The capsules are part of the vision of Wana’s owners that includes creating a professional product that can be used by more than just the “hippie stoner.”
“Pretty much from the beginning, we realized that the biggest chunk of the market would be regular folks,” said co-founder John Whiteman. “We’ve stayed true to offering a product that is consistent and reliable and that you can trust.”
In the wild west of marijuana edibles, where dosages and potency can vary wildly among products, Wana takes extra steps to produce products that will perform as dependably as Tylenol or Excedrin. Every batch of tincture used in the edibles is tested on-site before being sent to the state labs for additional testing, and the CO2 extraction method used for WanaCaps is fully automated.
The capsules — available in three formulations with different ratios of the active cannabinoids THC and CBD — are selling well in all regions of Colorado, according to a mid-August report from Cannabics.

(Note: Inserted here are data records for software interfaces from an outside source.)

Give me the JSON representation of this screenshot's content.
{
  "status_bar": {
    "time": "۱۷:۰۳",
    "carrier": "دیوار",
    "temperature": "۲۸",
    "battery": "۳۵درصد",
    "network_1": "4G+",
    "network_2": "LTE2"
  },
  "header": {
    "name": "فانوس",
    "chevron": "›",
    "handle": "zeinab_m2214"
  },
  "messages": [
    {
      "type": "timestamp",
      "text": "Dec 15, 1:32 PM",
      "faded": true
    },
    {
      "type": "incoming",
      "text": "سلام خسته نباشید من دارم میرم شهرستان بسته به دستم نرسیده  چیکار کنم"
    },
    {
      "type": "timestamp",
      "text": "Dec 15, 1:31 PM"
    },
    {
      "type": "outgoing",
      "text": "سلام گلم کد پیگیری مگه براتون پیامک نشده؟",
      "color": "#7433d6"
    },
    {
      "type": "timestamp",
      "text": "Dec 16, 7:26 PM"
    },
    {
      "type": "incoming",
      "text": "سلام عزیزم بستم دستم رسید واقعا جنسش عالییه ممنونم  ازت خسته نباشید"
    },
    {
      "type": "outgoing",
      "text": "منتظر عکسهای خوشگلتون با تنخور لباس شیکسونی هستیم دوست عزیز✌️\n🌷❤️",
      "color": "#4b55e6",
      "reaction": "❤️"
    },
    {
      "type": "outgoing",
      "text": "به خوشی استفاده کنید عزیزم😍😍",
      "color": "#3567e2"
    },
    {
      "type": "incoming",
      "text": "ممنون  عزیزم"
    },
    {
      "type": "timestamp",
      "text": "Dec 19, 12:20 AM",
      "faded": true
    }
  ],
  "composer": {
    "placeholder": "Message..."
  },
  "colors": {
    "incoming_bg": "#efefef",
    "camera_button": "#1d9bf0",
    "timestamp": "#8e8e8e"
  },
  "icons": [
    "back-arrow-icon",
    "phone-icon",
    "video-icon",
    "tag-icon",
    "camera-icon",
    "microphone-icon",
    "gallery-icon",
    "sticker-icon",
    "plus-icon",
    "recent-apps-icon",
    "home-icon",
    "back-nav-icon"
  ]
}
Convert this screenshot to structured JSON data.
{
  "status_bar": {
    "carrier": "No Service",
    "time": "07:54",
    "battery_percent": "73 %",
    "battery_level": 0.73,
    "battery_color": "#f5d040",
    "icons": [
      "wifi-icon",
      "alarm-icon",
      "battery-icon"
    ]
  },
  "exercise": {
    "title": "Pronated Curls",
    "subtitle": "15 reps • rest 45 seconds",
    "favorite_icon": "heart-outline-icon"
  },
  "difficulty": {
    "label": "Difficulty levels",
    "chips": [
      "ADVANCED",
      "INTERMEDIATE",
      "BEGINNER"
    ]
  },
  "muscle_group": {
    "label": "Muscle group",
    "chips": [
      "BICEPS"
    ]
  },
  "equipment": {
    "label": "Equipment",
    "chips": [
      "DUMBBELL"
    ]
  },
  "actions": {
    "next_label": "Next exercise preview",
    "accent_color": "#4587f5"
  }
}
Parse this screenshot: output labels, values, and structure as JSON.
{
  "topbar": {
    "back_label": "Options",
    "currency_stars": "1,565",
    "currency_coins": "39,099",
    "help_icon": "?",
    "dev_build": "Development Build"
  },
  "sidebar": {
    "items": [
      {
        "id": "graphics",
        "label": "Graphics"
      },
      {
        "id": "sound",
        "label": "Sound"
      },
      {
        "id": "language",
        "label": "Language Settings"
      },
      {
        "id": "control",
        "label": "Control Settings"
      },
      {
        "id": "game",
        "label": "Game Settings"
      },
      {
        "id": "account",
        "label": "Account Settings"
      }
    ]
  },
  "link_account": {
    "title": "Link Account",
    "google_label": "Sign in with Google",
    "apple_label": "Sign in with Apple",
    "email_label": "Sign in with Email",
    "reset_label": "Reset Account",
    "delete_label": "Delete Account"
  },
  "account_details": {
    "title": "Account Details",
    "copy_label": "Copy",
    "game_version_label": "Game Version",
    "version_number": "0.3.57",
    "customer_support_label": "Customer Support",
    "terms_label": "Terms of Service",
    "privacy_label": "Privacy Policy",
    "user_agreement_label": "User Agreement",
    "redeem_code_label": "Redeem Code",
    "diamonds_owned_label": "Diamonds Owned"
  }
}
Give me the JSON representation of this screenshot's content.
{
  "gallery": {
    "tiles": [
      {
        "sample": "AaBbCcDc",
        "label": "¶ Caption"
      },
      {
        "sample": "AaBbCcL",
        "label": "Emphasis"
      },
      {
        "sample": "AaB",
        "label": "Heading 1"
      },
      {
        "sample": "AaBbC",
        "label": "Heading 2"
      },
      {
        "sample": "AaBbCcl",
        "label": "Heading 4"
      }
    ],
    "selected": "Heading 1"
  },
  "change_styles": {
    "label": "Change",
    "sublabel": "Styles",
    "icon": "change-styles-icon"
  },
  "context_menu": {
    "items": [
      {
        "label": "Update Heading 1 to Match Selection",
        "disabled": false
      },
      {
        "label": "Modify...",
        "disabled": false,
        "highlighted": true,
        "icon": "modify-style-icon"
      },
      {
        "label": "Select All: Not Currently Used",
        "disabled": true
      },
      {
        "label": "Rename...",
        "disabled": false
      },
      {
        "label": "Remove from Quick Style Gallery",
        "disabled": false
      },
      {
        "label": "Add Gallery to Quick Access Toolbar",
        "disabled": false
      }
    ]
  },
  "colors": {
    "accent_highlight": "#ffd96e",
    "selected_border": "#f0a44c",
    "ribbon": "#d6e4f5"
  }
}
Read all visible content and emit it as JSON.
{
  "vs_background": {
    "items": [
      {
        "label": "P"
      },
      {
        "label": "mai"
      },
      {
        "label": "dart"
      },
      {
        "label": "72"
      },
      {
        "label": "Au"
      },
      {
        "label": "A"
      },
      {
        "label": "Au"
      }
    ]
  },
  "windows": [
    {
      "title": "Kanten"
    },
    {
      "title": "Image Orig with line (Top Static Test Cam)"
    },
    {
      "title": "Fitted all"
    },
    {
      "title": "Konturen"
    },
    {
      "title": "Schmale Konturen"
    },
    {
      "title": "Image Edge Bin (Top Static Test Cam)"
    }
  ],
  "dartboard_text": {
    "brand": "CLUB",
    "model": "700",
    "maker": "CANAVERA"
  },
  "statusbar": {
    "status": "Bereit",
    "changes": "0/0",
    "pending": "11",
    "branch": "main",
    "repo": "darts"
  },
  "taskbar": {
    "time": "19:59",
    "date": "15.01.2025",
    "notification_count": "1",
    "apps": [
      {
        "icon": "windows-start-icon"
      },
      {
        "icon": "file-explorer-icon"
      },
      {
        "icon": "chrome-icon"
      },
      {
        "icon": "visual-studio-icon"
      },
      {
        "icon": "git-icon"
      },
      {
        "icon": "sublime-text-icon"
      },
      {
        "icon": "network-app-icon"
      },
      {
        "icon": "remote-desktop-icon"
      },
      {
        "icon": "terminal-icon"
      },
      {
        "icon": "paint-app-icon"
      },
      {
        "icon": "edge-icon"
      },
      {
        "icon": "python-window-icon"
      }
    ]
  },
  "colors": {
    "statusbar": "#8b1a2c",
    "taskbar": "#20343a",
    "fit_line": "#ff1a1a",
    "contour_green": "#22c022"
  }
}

Sean Best, co-owner of Wana, said the company hopes to begin distributing the pills for recreational use in the coming months, joining a recreational product lineup that includes fudge, caramels and their best-seller: sour gummies.
Best said they are anticipating a “huge” response and demand for the product, so a date for the rollout is a moving target as the business prepares itself for increased production.
In addition to the planned manufacturing facilities in Nevada and Oregon, Nancy Whiteman said they are looking at licensing deals for the capsules in several other states, including Florida, Georgia, New York, Illinois, Washington, California and Arizona.
“We are seeing infused product companies being one of the more likely candidates for expanding into additional states,” said Taylor West, deputy director at the National Cannabis Industry Association, of which Wana is a member.
“There’s no legal way to move cannabis product from one state to another — everything has to be grown, produced and sold in the state where it is,” West said. “But with infused products, you can set up a manufacturing facility or license your product in another state and build your brand nationally.”
West said that Colorado cannabis companies are in a better position to expand than those in other states because the early adoption of legal medical and recreational markets has given them more time to mature as companies.
“You’re seeing companies here that have weathered first couple of years of starting a new business,” she said “They had the opportunity to build a solid foundation on which they can now grow.”
Shay Castle: 303-473-1626, firstname.lastname@example.org, @shayshinecastle